◆ **Prompt**: Search the records for the string "front" and copy every line in which it appears.

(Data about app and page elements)
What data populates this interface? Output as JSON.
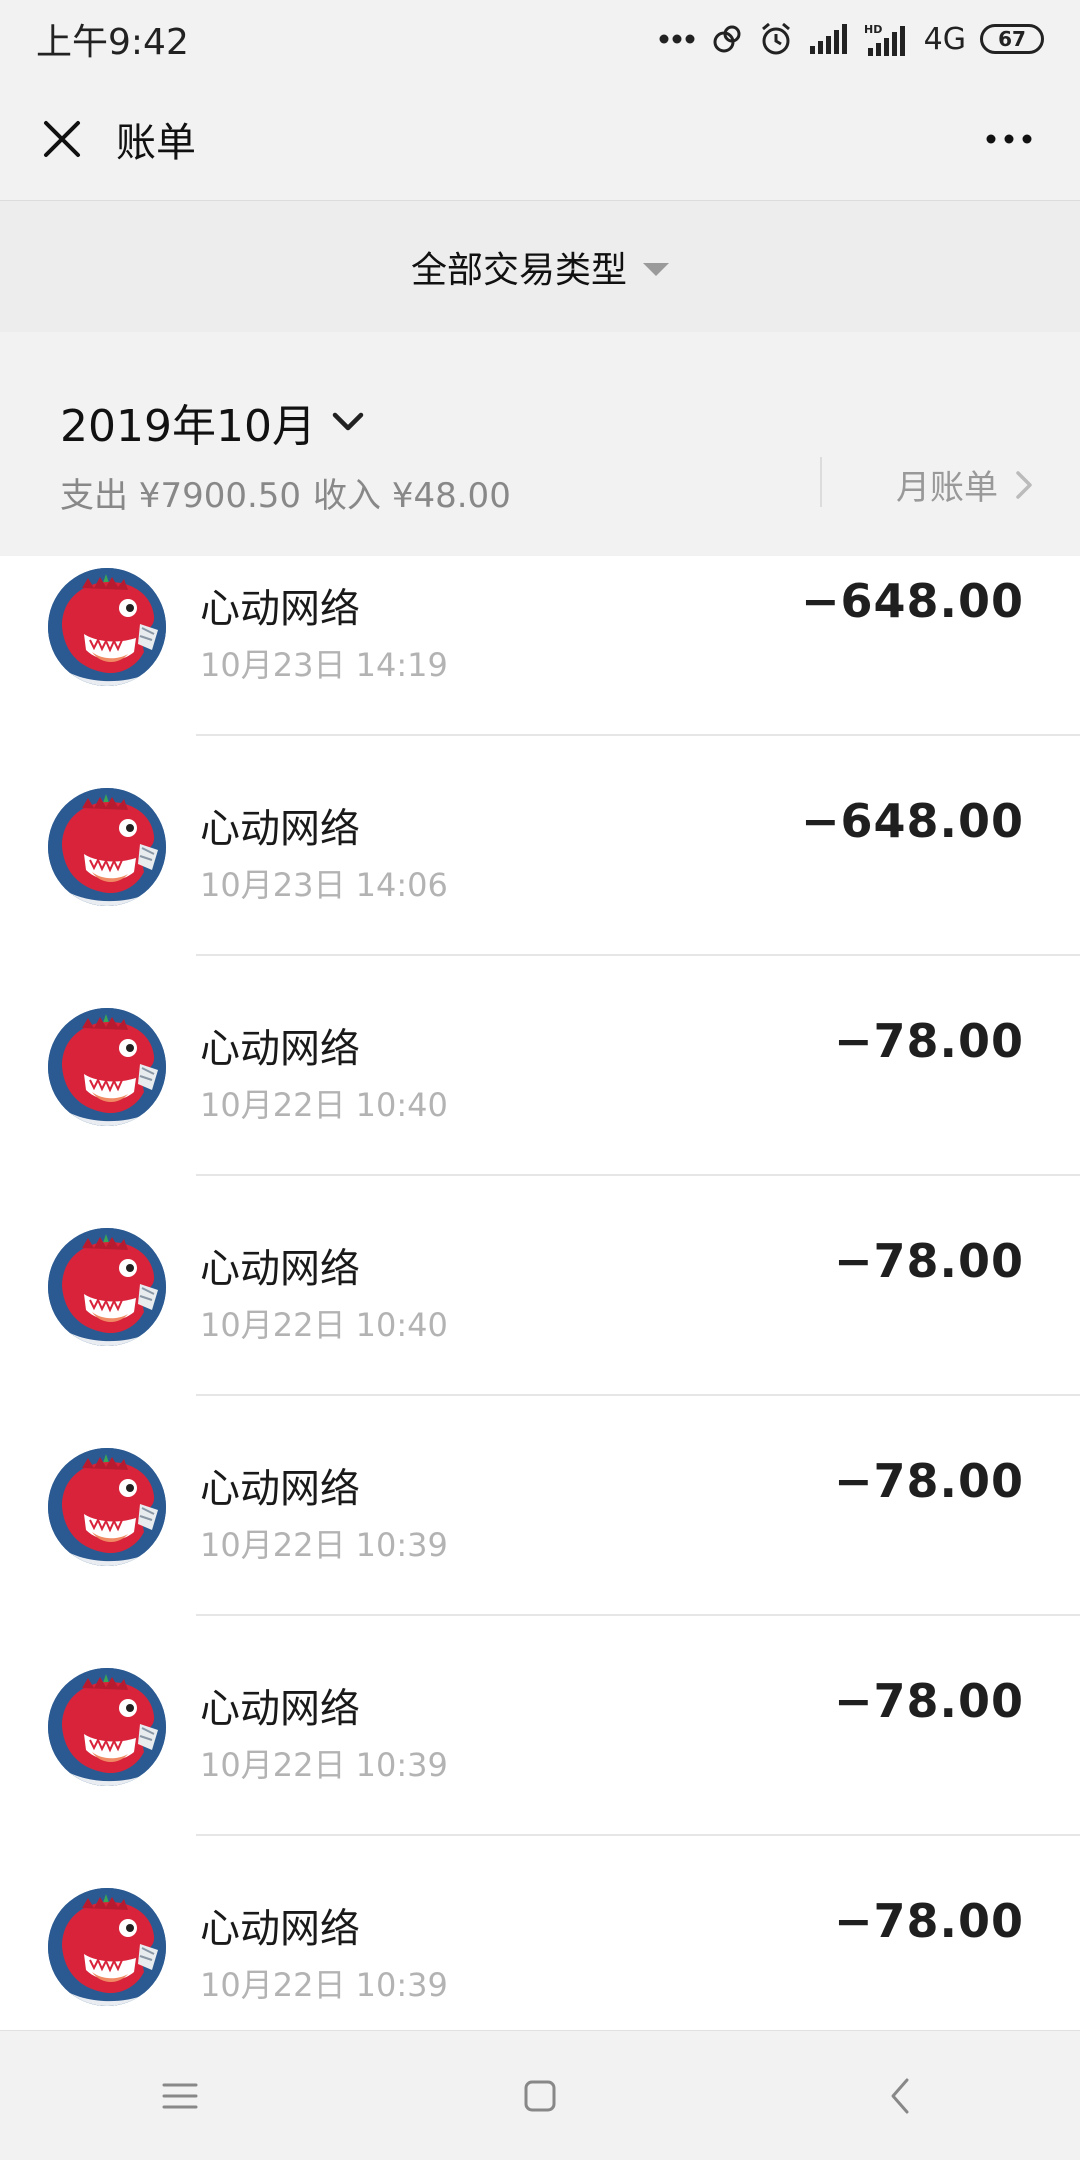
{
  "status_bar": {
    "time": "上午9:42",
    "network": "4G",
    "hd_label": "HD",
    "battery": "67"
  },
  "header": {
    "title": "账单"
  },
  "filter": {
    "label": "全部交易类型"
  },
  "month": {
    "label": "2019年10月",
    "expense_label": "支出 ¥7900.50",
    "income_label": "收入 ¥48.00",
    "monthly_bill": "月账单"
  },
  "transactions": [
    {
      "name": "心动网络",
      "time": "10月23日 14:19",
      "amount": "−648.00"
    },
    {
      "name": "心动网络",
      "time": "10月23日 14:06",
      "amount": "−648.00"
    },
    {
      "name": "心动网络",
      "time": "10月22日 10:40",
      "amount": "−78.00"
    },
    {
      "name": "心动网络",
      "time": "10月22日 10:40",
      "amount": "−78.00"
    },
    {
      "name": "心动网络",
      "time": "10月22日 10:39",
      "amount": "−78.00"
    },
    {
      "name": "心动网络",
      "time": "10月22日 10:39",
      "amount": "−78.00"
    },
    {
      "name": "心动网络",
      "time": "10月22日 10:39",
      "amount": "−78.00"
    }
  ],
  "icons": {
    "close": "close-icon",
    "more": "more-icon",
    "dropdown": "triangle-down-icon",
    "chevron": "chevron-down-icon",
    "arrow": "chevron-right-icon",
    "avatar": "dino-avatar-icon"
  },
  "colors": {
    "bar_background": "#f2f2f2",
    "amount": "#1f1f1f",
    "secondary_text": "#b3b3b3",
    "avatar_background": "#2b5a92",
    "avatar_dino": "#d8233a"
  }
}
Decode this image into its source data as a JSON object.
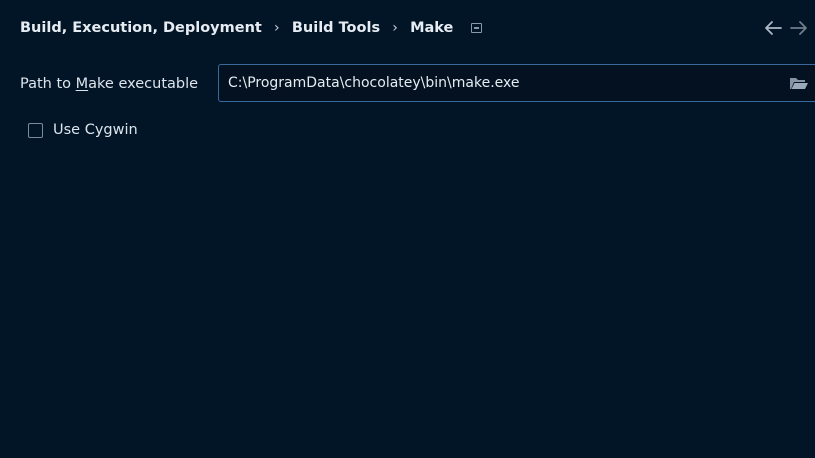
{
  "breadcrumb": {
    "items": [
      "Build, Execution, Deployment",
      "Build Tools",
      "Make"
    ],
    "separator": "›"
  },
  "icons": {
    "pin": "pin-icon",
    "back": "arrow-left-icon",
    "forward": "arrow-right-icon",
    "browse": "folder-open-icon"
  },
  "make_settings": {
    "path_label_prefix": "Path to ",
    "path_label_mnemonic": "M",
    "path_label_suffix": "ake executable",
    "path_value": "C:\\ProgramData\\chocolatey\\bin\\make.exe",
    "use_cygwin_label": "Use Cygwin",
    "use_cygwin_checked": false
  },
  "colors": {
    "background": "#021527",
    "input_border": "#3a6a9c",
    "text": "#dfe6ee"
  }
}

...

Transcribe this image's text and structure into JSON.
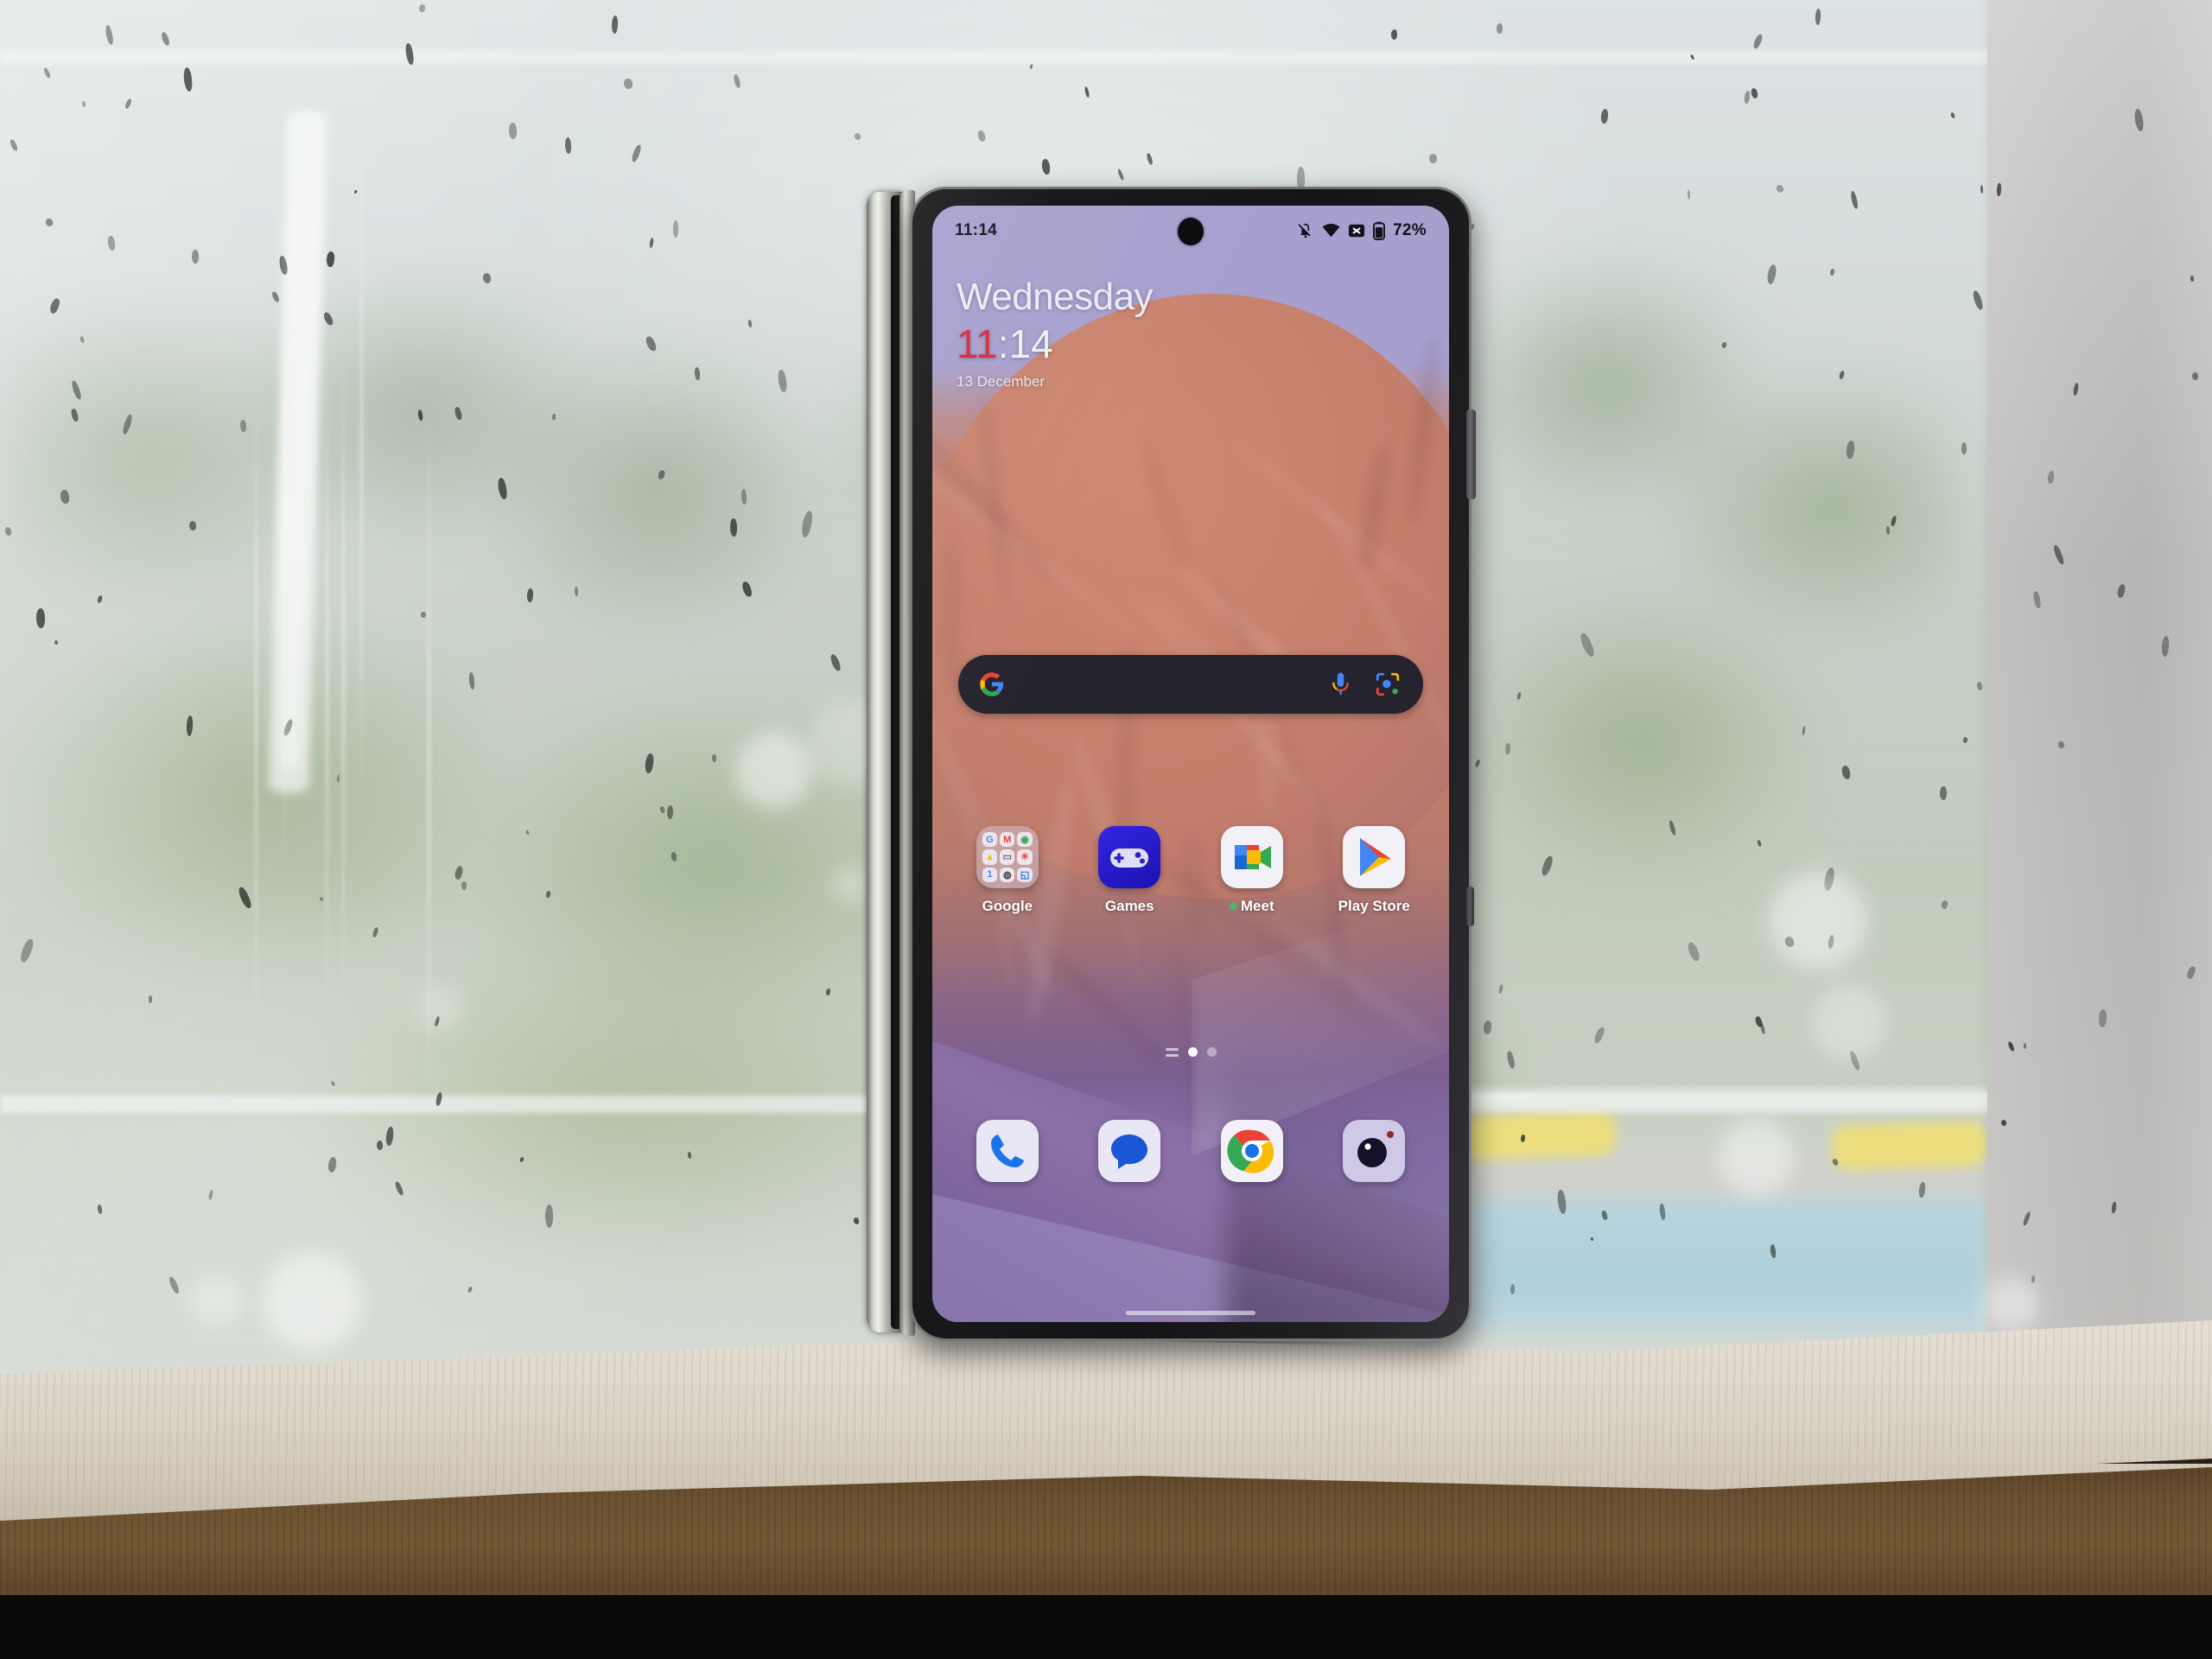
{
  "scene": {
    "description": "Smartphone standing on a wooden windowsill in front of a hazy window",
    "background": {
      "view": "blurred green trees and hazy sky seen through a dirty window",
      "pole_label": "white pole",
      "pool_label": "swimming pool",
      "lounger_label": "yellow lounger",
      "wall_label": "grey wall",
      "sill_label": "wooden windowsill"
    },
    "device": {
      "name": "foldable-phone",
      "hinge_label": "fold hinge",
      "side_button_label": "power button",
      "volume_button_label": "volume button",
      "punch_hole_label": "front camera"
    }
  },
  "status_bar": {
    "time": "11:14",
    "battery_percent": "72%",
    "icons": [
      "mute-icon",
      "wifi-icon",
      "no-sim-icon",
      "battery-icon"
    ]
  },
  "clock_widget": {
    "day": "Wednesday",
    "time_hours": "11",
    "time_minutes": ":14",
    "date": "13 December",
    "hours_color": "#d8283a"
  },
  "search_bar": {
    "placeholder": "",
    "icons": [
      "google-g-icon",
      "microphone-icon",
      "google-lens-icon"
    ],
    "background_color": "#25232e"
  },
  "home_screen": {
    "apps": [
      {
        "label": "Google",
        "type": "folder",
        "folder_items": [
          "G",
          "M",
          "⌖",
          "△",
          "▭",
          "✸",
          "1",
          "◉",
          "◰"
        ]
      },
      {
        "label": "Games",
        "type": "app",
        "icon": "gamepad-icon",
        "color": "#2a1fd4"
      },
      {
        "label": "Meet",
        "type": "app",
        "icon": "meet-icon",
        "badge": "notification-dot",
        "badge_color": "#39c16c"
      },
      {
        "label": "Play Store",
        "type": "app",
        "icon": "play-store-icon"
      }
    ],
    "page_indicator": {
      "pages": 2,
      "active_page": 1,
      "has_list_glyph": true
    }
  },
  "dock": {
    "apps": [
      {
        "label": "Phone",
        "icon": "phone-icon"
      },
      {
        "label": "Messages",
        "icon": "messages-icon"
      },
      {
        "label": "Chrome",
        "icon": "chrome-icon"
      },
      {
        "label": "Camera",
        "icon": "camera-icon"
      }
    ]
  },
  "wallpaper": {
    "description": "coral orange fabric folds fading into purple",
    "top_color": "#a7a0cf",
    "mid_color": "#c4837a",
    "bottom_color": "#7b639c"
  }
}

◆ **Solution**:
    "description": "Smartphone standing on a wooden windowsill in front of a hazy window",
      "punch_hole_label": "front camera"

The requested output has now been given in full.